Problem statement — Scan each line of the entries below for the word "SENSOR" and count the ones where it appears. The answer is that number alone.

Entries provided —
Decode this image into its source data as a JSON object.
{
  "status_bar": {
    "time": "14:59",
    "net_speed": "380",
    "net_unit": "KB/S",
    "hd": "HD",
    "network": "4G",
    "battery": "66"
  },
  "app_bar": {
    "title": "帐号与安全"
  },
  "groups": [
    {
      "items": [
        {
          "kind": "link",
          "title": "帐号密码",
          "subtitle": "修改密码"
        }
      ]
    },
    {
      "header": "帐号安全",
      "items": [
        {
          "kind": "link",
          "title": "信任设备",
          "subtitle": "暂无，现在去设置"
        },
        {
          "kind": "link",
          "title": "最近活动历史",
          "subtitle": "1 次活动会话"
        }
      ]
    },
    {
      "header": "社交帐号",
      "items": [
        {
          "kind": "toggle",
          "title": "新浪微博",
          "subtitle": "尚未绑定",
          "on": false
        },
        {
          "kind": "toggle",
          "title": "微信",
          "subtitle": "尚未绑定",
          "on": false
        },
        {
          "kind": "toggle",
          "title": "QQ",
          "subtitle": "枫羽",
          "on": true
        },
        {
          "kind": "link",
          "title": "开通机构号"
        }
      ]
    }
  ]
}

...

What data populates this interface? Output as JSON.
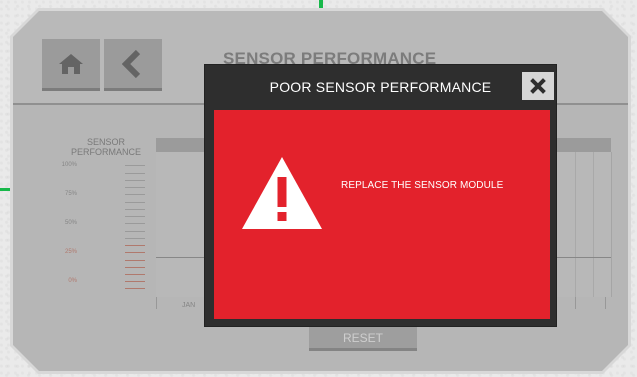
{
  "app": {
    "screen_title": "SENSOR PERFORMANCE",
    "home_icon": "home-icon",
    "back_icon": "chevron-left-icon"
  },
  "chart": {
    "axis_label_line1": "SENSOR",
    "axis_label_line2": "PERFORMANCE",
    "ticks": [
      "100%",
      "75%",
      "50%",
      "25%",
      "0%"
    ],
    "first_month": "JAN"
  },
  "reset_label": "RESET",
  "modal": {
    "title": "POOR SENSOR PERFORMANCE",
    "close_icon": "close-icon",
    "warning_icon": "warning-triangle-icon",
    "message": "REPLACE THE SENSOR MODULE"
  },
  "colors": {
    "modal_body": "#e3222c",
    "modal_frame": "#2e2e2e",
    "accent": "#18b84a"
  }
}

Completed task — 4